The city can only do so much to promote affordable housing, Monocchio said, because most private property owners don’t find it lucrative.
But LeFlore said the city can do more. He pointed to Higginbottom, the president and chief executive officer of East Lake Management and Development Corp. The company gets city and federal money to manage affordable apartment buildings. Since 1997, either Higginbottom or East Lake was named as a defendant in 36 housing court cases.
“It is absolutely unacceptable because he has so many resources at his disposal,” LeFlore said. Higginbottom did not return repeated phone calls.
The city works with Higginbottom because he, unlike most real estate managers, offers apartments that families with modest incomes can afford, Monocchio said.
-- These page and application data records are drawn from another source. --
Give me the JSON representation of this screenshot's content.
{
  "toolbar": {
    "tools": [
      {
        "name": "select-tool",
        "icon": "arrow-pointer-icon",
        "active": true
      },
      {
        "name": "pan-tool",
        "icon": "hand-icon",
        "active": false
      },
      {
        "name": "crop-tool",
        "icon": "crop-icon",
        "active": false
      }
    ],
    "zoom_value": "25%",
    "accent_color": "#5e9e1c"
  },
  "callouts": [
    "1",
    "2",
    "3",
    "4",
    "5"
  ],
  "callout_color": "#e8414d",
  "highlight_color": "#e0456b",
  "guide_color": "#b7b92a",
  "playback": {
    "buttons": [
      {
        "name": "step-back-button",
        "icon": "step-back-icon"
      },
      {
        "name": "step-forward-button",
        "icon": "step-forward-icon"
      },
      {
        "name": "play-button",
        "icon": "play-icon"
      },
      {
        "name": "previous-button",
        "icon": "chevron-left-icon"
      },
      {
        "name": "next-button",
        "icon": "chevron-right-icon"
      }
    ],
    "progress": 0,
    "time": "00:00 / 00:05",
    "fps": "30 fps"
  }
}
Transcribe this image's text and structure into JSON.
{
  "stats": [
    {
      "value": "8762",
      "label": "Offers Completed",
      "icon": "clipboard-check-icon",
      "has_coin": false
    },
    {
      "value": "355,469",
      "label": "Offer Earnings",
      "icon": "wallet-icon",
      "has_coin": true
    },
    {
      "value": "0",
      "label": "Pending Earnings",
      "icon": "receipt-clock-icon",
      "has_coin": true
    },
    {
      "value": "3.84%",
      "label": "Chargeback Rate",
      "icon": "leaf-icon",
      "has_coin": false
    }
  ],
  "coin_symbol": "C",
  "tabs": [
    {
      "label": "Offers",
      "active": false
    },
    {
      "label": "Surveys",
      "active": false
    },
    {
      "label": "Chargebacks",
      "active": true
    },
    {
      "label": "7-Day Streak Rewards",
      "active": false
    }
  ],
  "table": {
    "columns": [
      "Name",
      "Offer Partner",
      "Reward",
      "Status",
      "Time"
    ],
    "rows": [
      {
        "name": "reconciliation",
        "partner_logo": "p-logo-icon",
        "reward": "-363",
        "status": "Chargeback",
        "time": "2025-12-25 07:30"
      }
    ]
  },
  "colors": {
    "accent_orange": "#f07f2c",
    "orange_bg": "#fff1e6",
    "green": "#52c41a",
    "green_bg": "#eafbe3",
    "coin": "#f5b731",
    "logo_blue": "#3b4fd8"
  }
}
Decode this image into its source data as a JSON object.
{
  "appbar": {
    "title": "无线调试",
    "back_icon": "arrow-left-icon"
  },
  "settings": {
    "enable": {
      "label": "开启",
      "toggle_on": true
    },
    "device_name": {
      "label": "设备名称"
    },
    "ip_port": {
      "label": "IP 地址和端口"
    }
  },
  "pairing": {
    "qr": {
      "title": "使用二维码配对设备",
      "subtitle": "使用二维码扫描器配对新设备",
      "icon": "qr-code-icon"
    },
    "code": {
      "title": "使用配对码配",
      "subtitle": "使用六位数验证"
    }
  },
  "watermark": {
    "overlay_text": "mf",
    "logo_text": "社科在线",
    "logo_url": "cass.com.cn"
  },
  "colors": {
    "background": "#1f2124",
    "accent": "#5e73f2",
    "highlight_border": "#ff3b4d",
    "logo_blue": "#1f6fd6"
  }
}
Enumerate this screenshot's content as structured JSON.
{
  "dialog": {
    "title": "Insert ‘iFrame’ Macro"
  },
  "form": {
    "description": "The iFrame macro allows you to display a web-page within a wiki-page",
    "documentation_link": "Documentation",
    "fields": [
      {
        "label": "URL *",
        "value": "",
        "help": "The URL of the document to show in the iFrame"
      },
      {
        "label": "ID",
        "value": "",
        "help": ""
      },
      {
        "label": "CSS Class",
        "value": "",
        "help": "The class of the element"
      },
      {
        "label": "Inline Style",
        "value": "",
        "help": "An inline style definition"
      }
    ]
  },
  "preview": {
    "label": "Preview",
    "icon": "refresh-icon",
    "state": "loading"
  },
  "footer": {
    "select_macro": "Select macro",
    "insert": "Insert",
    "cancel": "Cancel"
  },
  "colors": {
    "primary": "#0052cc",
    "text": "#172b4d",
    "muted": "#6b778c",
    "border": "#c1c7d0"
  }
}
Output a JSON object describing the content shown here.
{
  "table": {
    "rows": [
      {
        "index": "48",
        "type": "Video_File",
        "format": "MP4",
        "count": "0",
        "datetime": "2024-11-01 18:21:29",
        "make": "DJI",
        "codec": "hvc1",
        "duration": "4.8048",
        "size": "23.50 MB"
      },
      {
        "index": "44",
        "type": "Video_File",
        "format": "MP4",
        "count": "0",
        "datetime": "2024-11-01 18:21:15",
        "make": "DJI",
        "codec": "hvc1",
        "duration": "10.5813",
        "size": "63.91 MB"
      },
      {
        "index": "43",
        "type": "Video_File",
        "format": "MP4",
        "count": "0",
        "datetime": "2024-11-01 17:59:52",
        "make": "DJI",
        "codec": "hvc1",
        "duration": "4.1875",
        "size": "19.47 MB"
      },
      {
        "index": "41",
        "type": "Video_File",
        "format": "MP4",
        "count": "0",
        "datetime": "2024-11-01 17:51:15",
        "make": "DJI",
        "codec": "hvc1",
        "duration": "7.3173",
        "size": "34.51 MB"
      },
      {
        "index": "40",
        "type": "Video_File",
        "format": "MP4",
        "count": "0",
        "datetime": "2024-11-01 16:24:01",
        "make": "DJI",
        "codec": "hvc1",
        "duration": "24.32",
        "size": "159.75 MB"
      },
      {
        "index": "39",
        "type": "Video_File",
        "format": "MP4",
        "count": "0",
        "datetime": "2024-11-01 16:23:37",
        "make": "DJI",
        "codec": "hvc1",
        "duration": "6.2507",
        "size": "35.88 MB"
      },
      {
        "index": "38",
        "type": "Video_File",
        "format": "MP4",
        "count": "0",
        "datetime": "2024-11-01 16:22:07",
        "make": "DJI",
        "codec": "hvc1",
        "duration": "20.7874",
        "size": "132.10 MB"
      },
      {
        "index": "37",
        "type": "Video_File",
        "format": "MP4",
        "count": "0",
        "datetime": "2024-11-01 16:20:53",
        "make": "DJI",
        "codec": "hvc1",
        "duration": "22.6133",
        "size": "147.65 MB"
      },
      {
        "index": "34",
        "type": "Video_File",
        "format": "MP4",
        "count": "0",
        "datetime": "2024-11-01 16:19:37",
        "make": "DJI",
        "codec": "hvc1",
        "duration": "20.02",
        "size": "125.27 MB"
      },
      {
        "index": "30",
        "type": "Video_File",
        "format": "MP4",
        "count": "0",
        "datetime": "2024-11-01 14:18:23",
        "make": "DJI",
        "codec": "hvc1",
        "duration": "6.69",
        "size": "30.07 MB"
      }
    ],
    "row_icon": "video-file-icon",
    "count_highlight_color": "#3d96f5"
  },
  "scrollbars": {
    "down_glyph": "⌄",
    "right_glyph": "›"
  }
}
But there are others on the housing court list the city doesn’t want to work with, such as Grant, a defendant in 36 cases. When the Reporter visited a Chicago house where Grant was sent a court summons last year, no one came to the door.
“We bump heads with him a lot,” said Mark Limanni, the city’s chief housing court attorney. “We wish he would just sell his property. –¦ We have trouble serving him [court summons] because he spends a lot of time in the Bahamas.”
With 27 cases in housing court, Wolin-Levin offers lower-rent apartments on the South Side, but also runs luxury condominium buildings. Calls to the company’s office in Hyde Park were not returned.
Contributing: Nneka Amu. Chanel Polk helped research this article